Task to carry out — Repeat the records below exactly.

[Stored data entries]
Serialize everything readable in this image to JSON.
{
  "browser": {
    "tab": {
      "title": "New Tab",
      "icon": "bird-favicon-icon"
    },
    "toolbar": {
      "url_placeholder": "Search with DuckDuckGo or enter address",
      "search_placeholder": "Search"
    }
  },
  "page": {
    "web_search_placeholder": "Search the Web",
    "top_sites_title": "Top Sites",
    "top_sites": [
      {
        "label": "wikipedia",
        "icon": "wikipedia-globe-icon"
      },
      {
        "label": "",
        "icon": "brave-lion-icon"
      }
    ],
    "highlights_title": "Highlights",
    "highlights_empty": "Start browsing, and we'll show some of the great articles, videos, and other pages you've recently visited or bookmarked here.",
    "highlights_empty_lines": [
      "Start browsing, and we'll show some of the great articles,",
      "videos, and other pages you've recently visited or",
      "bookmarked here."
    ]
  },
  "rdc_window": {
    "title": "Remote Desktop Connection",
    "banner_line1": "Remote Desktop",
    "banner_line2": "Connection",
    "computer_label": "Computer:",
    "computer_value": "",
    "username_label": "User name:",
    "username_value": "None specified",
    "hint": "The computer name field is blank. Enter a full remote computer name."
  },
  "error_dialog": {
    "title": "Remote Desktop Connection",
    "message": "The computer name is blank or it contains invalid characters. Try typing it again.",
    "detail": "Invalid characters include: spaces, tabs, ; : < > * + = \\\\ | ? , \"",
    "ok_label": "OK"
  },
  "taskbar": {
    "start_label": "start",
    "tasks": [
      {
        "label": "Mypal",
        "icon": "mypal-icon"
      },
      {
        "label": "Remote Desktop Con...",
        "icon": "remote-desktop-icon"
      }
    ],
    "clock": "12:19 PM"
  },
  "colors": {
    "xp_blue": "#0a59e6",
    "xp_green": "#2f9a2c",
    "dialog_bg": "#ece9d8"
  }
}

Written solution —
Serialize everything readable in this image to JSON.
{
  "browser": {
    "tab": {
      "title": "New Tab",
      "icon": "bird-favicon-icon"
    },
    "toolbar": {
      "url_placeholder": "Search with DuckDuckGo or enter address",
      "search_placeholder": "Search"
    }
  },
  "page": {
    "web_search_placeholder": "Search the Web",
    "top_sites_title": "Top Sites",
    "top_sites": [
      {
        "label": "wikipedia",
        "icon": "wikipedia-globe-icon"
      },
      {
        "label": "",
        "icon": "brave-lion-icon"
      }
    ],
    "highlights_title": "Highlights",
    "highlights_empty": "Start browsing, and we'll show some of the great articles, videos, and other pages you've recently visited or bookmarked here.",
    "highlights_empty_lines": [
      "Start browsing, and we'll show some of the great articles,",
      "videos, and other pages you've recently visited or",
      "bookmarked here."
    ]
  },
  "rdc_window": {
    "title": "Remote Desktop Connection",
    "banner_line1": "Remote Desktop",
    "banner_line2": "Connection",
    "computer_label": "Computer:",
    "computer_value": "",
    "username_label": "User name:",
    "username_value": "None specified",
    "hint": "The computer name field is blank. Enter a full remote computer name."
  },
  "error_dialog": {
    "title": "Remote Desktop Connection",
    "message": "The computer name is blank or it contains invalid characters. Try typing it again.",
    "detail": "Invalid characters include: spaces, tabs, ; : < > * + = \\\\ | ? , \"",
    "ok_label": "OK"
  },
  "taskbar": {
    "start_label": "start",
    "tasks": [
      {
        "label": "Mypal",
        "icon": "mypal-icon"
      },
      {
        "label": "Remote Desktop Con...",
        "icon": "remote-desktop-icon"
      }
    ],
    "clock": "12:19 PM"
  },
  "colors": {
    "xp_blue": "#0a59e6",
    "xp_green": "#2f9a2c",
    "dialog_bg": "#ece9d8"
  }
}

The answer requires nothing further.